= Beginning of Section =

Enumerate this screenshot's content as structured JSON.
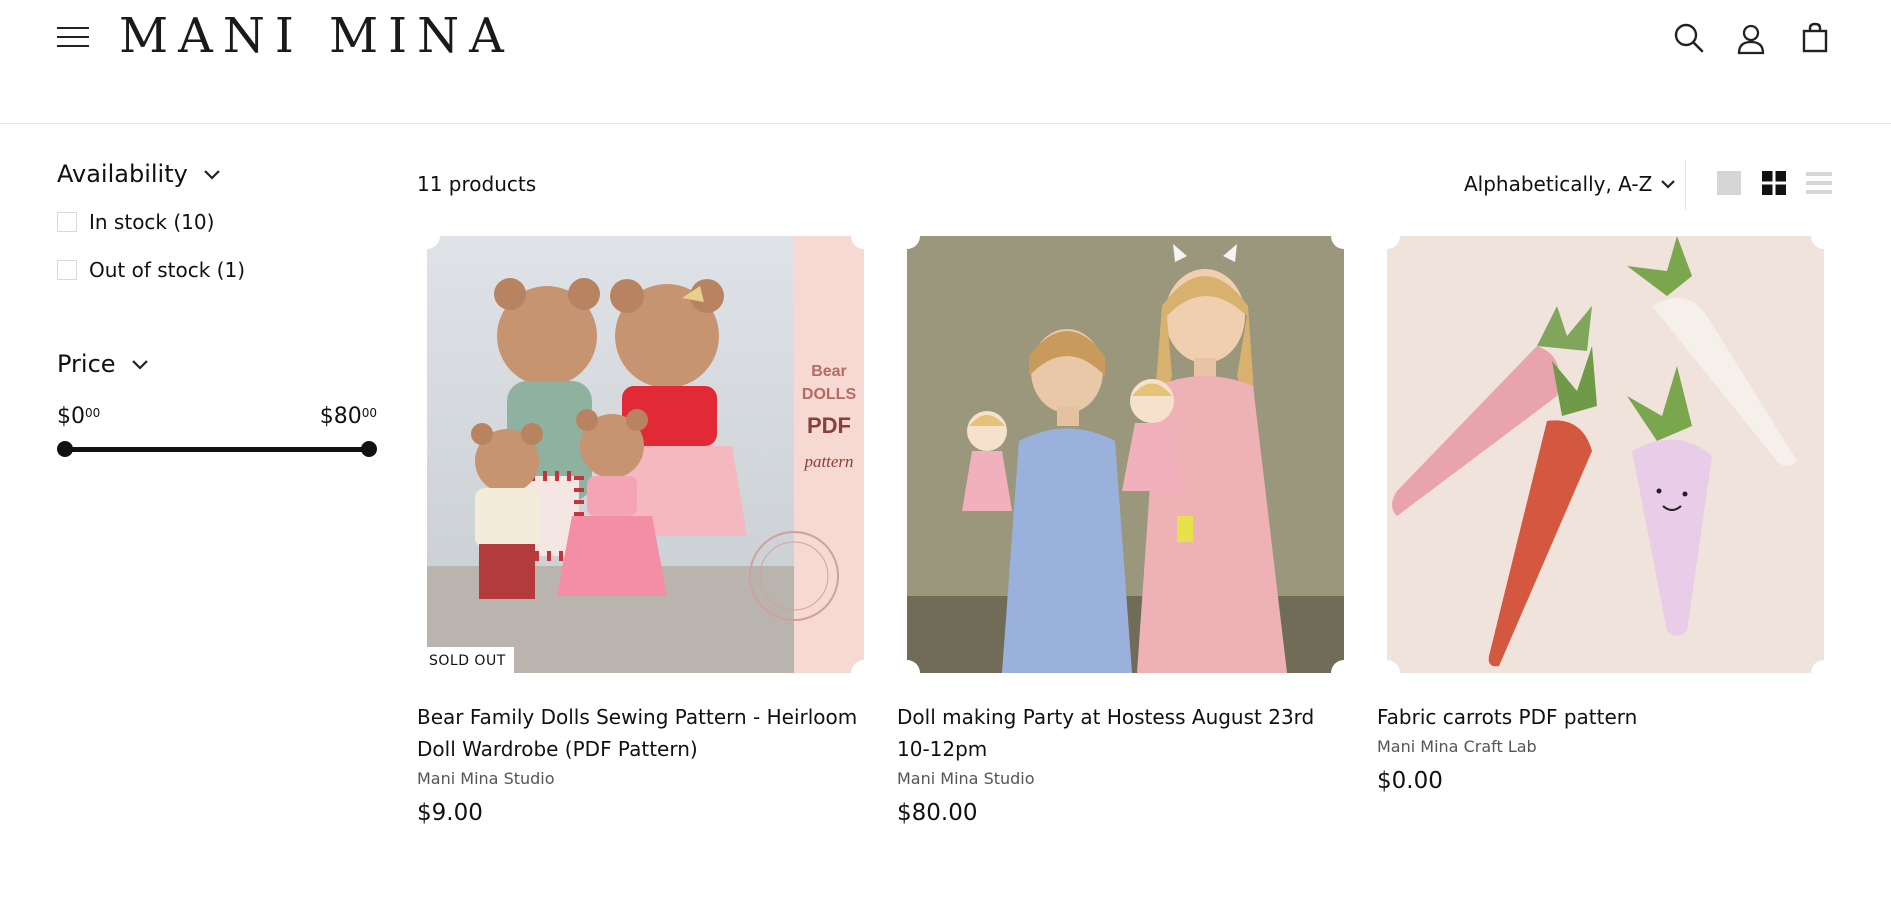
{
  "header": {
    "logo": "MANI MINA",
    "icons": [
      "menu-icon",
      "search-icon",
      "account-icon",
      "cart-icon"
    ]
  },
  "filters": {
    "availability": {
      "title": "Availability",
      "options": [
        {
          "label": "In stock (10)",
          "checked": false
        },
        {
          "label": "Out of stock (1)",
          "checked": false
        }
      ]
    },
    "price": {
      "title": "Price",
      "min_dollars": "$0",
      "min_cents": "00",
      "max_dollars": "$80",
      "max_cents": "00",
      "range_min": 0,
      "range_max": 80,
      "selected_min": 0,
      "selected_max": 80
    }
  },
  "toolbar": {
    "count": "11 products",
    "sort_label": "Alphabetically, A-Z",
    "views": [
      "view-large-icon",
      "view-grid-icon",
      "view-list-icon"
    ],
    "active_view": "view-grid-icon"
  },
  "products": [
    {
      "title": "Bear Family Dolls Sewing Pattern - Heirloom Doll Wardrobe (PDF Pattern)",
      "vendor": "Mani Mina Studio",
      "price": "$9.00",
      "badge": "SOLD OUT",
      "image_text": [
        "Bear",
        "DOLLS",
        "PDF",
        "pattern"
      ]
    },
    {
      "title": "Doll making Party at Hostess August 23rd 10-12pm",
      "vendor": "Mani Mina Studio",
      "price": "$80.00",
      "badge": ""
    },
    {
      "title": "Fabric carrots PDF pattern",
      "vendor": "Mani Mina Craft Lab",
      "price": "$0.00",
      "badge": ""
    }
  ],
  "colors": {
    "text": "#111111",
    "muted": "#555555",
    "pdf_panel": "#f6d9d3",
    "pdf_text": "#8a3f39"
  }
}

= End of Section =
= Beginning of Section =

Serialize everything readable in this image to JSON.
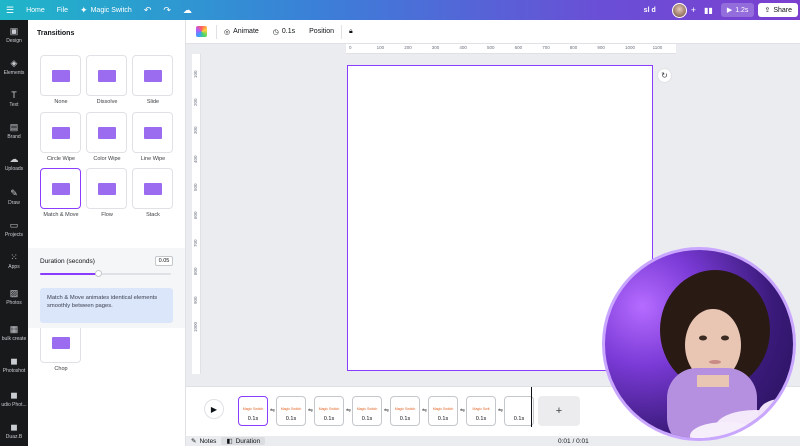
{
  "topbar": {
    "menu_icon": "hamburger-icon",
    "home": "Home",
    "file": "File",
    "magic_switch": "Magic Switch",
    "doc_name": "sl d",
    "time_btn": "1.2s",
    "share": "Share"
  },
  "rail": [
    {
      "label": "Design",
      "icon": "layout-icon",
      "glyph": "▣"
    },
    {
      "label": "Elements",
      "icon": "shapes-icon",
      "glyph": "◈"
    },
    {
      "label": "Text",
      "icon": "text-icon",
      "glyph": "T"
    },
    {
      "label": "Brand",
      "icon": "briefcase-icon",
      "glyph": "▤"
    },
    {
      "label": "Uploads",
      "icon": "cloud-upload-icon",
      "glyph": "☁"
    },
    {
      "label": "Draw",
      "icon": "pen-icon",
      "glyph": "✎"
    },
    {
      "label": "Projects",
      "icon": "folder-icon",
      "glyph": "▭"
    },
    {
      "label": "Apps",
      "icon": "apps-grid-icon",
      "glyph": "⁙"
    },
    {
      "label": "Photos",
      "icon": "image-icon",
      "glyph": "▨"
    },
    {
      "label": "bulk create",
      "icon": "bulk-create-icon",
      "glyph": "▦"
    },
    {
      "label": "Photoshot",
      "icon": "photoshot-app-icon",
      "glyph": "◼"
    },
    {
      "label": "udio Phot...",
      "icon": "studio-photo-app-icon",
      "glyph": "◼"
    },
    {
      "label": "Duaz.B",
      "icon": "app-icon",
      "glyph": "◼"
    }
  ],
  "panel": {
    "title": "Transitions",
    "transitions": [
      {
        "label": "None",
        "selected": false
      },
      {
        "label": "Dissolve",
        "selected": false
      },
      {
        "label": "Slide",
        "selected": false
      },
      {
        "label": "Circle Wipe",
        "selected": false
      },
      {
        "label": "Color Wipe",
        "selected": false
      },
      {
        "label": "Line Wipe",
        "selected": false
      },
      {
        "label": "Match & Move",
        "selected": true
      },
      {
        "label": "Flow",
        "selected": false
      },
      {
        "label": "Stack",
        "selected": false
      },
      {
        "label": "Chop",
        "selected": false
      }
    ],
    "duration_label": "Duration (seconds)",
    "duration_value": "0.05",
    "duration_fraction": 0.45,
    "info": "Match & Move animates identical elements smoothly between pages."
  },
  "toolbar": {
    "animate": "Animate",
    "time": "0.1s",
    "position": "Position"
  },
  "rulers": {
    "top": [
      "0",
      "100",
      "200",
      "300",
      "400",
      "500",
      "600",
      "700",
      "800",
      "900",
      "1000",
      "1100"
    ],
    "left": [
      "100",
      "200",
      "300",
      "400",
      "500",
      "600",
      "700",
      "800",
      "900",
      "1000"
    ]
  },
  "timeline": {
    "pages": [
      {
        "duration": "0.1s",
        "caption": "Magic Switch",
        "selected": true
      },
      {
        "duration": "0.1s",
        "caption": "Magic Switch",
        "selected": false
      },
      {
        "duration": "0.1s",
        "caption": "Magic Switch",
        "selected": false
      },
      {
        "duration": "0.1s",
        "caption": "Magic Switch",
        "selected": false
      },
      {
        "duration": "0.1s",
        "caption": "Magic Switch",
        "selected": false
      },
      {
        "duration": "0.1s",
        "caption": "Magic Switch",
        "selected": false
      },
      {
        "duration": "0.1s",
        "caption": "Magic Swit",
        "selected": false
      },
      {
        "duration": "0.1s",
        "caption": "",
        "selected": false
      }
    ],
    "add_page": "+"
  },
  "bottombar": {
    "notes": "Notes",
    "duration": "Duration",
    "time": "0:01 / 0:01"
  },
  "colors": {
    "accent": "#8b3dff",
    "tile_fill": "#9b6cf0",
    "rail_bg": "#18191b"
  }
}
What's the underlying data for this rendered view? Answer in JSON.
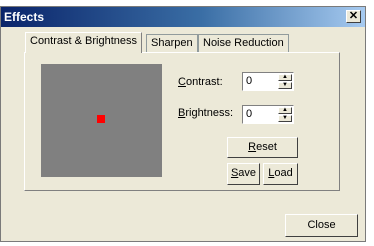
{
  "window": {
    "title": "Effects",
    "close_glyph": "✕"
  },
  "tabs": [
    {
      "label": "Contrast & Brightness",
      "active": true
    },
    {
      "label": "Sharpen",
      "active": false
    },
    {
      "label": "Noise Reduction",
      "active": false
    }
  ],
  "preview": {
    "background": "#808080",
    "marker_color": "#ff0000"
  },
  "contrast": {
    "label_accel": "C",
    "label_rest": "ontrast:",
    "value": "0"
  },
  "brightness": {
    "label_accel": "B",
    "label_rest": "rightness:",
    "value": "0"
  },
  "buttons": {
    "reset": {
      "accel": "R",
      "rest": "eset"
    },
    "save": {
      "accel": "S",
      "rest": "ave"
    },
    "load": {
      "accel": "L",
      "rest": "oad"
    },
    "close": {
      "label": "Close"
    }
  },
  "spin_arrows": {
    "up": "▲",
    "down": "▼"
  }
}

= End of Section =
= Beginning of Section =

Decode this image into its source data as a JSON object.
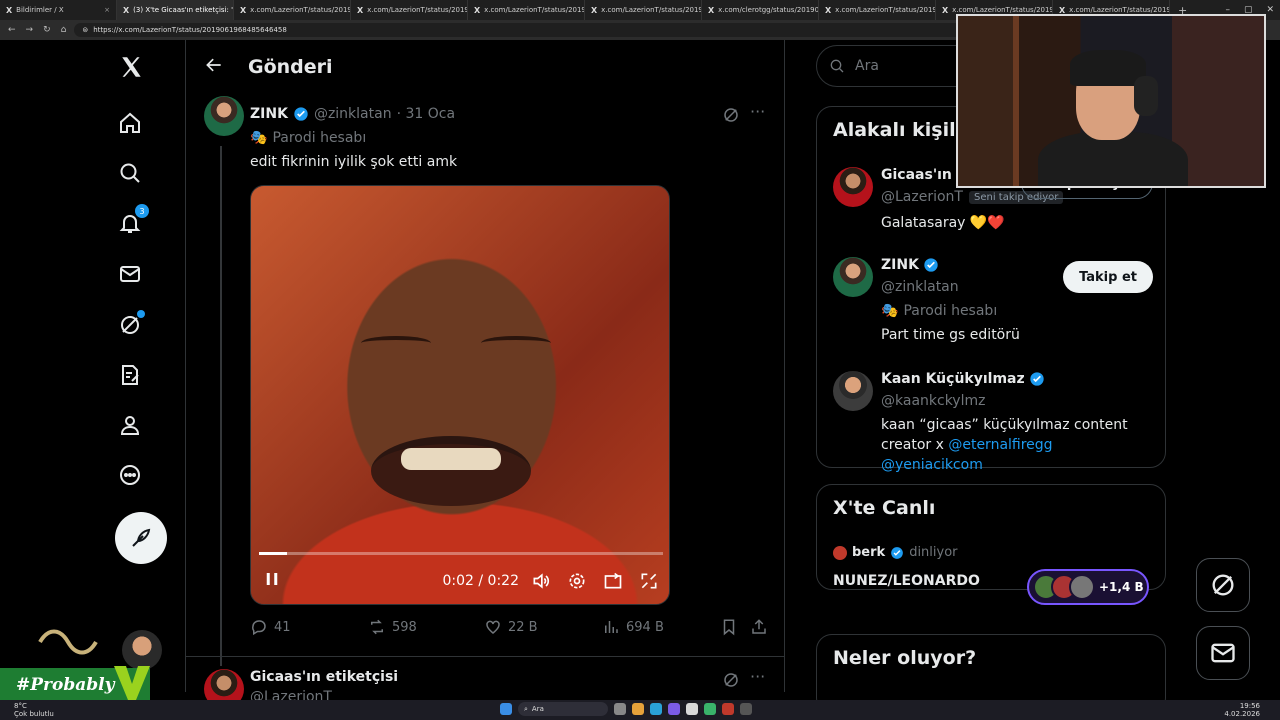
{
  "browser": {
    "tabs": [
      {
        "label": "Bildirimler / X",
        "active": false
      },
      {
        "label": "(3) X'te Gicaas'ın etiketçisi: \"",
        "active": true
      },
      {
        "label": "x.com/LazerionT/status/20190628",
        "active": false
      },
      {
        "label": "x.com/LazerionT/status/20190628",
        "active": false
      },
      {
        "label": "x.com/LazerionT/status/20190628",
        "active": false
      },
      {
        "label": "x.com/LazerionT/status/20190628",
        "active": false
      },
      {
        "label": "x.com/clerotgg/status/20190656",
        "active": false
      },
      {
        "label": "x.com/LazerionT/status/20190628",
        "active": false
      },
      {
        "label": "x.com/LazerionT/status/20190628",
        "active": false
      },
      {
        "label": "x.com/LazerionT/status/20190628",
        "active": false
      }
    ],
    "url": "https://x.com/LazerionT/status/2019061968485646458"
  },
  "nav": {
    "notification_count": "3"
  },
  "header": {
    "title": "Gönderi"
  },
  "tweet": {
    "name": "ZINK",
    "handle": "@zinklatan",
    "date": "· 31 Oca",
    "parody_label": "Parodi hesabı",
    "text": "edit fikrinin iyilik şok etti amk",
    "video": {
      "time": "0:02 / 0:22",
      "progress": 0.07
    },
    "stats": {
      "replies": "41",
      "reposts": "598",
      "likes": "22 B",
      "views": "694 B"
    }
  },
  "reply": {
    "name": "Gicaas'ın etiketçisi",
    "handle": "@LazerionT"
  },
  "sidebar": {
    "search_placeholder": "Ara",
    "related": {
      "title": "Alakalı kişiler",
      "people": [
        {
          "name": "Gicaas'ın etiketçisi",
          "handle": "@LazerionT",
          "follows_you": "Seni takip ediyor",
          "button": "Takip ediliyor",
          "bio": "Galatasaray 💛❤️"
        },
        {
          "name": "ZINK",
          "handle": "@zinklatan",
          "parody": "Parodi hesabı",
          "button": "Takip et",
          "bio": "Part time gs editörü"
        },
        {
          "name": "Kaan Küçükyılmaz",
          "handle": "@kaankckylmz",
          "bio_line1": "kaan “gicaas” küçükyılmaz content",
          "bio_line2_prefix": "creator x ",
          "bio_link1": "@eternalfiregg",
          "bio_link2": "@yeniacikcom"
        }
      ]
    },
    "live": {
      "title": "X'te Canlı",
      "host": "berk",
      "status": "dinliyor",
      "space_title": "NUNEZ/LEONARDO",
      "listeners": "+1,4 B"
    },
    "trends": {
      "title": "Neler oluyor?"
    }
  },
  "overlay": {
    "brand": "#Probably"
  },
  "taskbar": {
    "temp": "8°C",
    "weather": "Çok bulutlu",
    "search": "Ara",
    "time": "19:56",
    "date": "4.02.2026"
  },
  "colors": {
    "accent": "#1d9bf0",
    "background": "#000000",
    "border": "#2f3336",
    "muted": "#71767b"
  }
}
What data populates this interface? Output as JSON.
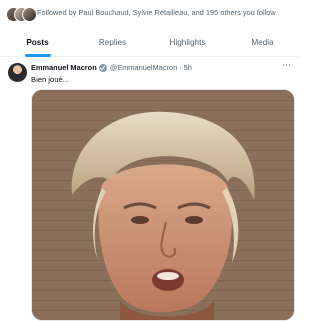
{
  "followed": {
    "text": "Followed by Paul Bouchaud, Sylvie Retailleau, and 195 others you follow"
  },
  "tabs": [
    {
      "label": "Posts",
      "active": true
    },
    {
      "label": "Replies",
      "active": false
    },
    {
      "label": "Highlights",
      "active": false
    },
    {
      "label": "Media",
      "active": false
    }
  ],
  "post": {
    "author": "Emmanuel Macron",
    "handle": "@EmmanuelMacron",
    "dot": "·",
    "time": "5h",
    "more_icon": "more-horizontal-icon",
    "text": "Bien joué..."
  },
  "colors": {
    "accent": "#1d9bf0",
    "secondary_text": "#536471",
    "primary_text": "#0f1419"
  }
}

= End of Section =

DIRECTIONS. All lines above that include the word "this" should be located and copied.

SOLVED EXERCISE.
Enumerate this screenshot's content as structured JSON.
Serialize everything readable in this image to JSON.
What's the underlying data for this rendered view? Answer in JSON.
Decode this image into its source data as a JSON object.
What data populates this interface? Output as JSON.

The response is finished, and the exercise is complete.